It’s amazing how you can suddenly find yourself organising a festival! I am a member of community group Hastings Supports Refugees, and back in autumn 2016 we had been thinking about how we could raise more awareness of the refugee crisis locally and encourage people to get involved.
We were then contacted by the Ashburnham Trust, offering us space to hold an event. We didn’t realise this meant a beautiful 220 acre estate in the East Sussex countryside! How could we say no. The first festival came together in a very short time thanks to many people offering to help. Hastings is a very creative town and lots of local musicians and artists got involved. The first festival had 500 people, and the following year we doubled that. With the continued support of the Ashburnham Trust we are now getting ready for our third festival taking place on Sunday 23 June, 12-8pm.
Top jazz musicians Sarah Jane Morris and Gwyneth Herbert are headlining, along with Afrobeat band Samaki, Juliet Russell and the Vocal Explosion Choir, Syrian trio Jamal, Alaa & Zahi and more. There will be poets programmed by the Whole Shebang and a special theatre performance by PSYCHEdelight, a company who bring together European and refugee actors. There are creative workshops and activities for all ages, a treasure hunt, tours of the garden and grounds and swimming in the lake. At the heart of the event is a communal picnic and everyone is invited to bring food, bring friends make new friends.

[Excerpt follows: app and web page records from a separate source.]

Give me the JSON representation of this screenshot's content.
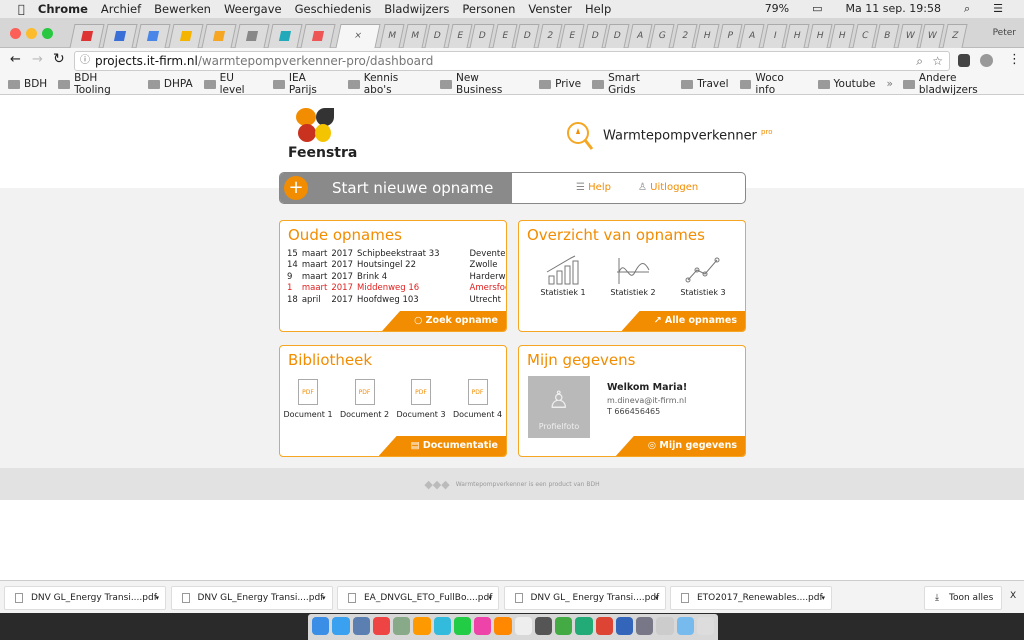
{
  "menubar": {
    "app": "Chrome",
    "items": [
      "Archief",
      "Bewerken",
      "Weergave",
      "Geschiedenis",
      "Bladwijzers",
      "Personen",
      "Venster",
      "Help"
    ],
    "battery": "79%",
    "clock": "Ma 11 sep.  19:58"
  },
  "tabs": {
    "labels": [
      "M",
      "M",
      "D",
      "E",
      "D",
      "E",
      "D",
      "2",
      "E",
      "D",
      "D",
      "A",
      "G",
      "2",
      "H",
      "P",
      "A",
      "I",
      "H",
      "H",
      "H",
      "C",
      "B",
      "W",
      "W",
      "Z"
    ],
    "active_close": "×",
    "profile": "Peter"
  },
  "address": {
    "host": "projects.it-firm.nl",
    "path": "/warmtepompverkenner-pro/dashboard"
  },
  "bookmarks": {
    "items": [
      "BDH",
      "BDH Tooling",
      "DHPA",
      "EU level",
      "IEA Parijs",
      "Kennis abo's",
      "New Business",
      "Prive",
      "Smart Grids",
      "Travel",
      "Woco info",
      "Youtube"
    ],
    "more": "»",
    "other": "Andere bladwijzers"
  },
  "header": {
    "brand": "Feenstra",
    "product": "Warmtepompverkenner",
    "product_tier": "pro"
  },
  "actionbar": {
    "start": "Start nieuwe opname",
    "help": "Help",
    "logout": "Uitloggen"
  },
  "oude_opnames": {
    "title": "Oude opnames",
    "rows": [
      {
        "day": "15",
        "month": "maart",
        "year": "2017",
        "street": "Schipbeekstraat 33",
        "city": "Deventer",
        "alert": false
      },
      {
        "day": "14",
        "month": "maart",
        "year": "2017",
        "street": "Houtsingel 22",
        "city": "Zwolle",
        "alert": false
      },
      {
        "day": "9",
        "month": "maart",
        "year": "2017",
        "street": "Brink 4",
        "city": "Harderwijk",
        "alert": false
      },
      {
        "day": "1",
        "month": "maart",
        "year": "2017",
        "street": "Middenweg 16",
        "city": "Amersfoort",
        "alert": true
      },
      {
        "day": "18",
        "month": "april",
        "year": "2017",
        "street": "Hoofdweg 103",
        "city": "Utrecht",
        "alert": false
      }
    ],
    "alert_symbol": "!",
    "button": "Zoek opname"
  },
  "overzicht": {
    "title": "Overzicht van opnames",
    "stats": [
      "Statistiek 1",
      "Statistiek 2",
      "Statistiek 3"
    ],
    "button": "Alle opnames"
  },
  "bibliotheek": {
    "title": "Bibliotheek",
    "docs": [
      "Document 1",
      "Document 2",
      "Document 3",
      "Document 4"
    ],
    "doc_badge": "PDF",
    "button": "Documentatie"
  },
  "gegevens": {
    "title": "Mijn gegevens",
    "photo": "Profielfoto",
    "welcome": "Welkom Maria!",
    "email": "m.dineva@it-firm.nl",
    "phone": "T 666456465",
    "button": "Mijn gegevens"
  },
  "footer": {
    "text": "Warmtepompverkenner is een product van BDH"
  },
  "downloads": {
    "files": [
      "DNV GL_Energy Transi....pdf",
      "DNV GL_Energy Transi....pdf",
      "EA_DNVGL_ETO_FullBo....pdf",
      "DNV GL_ Energy Transi....pdf",
      "ETO2017_Renewables....pdf"
    ],
    "show_all": "Toon alles",
    "close": "X"
  },
  "colors": {
    "accent": "#f28c00",
    "alert": "#e02020",
    "gray_button": "#8a8a8a"
  }
}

A key aim of the event is to foster a sense of community with refugees who have made a new home in Hastings. We have some wonderful families who have settled in the area and who are getting more involved in the festival, including one young woman who will be running an arts workshop on the day. The festival also raises funds for Hastings Supports Refugees and promotes Hastings Community of Sanctuary and the fantastic Hastings & Rother Buddy Project. All these groups working together is bringing people together and creating a really strong network of support in the area.
The atmosphere at the festival is such a happy one, a day of shared humanity in the face of so many troubles around the world. This year we’re supporting the Lift the Ban campaign, fighting to enable people seeking asylum to work while their claims are processed rather than living on meagre benefits and wasting their skills.
Everyone is welcome to join us for a great day for all the family.